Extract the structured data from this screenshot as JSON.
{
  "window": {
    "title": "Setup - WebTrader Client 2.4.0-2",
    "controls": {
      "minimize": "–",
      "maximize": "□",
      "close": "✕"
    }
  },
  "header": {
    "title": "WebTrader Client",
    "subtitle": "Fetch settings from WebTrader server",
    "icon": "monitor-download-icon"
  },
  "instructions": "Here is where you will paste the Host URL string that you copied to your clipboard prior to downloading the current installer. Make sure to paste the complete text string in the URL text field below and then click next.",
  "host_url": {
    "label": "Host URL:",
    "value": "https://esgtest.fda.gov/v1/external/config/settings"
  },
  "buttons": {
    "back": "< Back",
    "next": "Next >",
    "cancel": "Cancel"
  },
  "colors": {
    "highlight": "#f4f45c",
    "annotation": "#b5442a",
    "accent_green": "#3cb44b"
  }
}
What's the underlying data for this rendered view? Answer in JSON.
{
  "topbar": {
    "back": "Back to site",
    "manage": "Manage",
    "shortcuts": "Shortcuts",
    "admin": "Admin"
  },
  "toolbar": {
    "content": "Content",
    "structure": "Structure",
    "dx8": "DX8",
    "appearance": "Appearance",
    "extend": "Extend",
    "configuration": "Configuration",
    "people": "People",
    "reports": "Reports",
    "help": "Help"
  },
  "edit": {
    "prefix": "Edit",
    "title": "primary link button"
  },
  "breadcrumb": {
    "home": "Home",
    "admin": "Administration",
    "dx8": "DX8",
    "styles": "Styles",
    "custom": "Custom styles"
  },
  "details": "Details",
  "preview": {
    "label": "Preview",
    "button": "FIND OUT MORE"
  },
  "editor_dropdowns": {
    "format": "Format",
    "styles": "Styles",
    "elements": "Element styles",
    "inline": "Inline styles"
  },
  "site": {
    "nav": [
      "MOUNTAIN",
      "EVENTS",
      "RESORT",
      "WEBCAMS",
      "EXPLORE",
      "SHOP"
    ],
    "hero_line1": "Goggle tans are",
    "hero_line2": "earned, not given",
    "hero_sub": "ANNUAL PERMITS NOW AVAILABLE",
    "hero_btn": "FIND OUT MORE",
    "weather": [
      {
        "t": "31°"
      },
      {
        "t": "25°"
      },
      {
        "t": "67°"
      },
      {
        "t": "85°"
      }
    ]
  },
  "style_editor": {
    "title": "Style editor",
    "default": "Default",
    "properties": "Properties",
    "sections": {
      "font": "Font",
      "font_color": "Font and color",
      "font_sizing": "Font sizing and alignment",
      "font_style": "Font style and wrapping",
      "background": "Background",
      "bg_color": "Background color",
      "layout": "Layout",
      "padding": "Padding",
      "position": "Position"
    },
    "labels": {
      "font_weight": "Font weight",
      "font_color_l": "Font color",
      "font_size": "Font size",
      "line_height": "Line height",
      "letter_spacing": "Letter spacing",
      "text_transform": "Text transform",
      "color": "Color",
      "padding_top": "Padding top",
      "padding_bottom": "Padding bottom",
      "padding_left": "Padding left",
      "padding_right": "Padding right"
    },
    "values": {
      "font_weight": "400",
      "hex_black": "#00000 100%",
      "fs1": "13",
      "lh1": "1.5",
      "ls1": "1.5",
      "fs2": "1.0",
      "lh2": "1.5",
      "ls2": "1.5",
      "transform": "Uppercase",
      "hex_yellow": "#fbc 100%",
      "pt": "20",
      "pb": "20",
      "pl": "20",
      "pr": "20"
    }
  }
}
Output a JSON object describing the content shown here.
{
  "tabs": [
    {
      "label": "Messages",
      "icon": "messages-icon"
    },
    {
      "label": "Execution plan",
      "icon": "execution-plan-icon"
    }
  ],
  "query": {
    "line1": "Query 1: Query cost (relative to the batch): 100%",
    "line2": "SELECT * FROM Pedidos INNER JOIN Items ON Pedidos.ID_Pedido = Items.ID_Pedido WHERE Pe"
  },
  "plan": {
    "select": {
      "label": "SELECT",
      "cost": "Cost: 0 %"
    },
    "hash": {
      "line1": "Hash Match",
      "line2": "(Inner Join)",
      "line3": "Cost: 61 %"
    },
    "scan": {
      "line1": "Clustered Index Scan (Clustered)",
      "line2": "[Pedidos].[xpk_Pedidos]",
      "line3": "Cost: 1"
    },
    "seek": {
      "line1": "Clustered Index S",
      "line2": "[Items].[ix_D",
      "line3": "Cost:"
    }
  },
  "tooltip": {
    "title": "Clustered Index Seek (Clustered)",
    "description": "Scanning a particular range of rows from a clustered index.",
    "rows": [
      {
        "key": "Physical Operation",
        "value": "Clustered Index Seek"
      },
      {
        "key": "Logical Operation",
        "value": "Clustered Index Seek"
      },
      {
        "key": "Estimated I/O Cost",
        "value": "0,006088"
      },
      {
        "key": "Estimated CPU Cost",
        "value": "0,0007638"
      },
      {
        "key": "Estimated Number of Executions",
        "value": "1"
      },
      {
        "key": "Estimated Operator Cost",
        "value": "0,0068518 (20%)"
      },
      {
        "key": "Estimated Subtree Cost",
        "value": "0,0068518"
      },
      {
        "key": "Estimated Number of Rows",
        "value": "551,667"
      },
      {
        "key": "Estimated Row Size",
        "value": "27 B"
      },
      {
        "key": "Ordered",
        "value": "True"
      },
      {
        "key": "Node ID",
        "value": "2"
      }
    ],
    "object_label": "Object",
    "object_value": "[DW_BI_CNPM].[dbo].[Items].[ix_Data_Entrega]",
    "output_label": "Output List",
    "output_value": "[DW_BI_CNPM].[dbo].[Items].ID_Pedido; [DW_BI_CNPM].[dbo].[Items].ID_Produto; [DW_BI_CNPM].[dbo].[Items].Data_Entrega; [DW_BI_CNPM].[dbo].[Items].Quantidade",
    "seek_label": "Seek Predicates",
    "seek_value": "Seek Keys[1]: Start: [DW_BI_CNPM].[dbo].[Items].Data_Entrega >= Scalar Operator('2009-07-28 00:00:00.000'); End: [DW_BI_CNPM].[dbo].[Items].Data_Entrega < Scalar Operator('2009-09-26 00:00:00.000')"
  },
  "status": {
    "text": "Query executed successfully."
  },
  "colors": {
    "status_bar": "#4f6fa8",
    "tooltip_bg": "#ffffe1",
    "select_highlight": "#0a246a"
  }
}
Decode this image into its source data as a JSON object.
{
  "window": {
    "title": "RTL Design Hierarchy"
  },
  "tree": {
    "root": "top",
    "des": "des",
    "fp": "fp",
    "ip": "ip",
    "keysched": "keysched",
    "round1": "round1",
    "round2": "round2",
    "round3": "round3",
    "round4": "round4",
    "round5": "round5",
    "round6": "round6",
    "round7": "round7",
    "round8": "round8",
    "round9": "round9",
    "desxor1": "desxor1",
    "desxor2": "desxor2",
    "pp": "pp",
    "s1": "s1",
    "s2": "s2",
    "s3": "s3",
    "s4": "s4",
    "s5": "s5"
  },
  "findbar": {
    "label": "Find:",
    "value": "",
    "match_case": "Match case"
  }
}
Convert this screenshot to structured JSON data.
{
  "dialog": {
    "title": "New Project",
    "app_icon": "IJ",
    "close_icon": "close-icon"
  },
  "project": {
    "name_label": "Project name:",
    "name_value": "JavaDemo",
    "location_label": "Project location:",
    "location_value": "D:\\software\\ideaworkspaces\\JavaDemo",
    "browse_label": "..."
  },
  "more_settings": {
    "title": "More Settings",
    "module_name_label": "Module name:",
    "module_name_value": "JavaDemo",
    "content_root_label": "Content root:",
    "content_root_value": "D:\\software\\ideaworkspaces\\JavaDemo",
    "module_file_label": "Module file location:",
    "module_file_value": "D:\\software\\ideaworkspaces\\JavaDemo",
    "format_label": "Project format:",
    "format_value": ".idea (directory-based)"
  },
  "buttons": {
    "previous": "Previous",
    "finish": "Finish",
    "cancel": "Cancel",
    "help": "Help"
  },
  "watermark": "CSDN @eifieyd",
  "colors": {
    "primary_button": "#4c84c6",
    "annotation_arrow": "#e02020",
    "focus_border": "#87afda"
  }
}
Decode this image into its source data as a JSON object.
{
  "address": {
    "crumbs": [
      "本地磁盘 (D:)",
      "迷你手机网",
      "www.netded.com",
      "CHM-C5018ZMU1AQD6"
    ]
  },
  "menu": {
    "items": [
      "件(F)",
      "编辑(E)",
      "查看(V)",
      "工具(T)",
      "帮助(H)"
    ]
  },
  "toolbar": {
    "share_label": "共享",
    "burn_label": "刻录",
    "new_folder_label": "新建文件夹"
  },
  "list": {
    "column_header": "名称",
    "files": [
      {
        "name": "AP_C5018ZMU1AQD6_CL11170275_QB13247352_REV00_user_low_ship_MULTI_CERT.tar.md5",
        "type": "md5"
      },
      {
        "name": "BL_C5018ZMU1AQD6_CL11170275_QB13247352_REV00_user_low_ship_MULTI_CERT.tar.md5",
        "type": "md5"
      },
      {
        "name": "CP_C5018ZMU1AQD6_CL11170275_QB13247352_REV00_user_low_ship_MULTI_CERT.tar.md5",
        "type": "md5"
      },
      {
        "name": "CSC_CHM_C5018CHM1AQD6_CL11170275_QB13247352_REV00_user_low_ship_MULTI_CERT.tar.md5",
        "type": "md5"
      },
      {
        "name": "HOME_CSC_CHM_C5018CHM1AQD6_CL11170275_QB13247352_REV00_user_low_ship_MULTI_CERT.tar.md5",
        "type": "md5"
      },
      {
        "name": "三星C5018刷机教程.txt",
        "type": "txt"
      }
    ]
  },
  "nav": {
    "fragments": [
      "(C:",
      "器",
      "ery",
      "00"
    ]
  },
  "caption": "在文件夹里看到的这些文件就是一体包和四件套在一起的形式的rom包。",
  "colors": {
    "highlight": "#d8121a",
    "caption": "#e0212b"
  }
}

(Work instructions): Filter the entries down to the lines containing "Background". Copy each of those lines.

(Answer box):
      "background": "Background",
      "bg_color": "Background color",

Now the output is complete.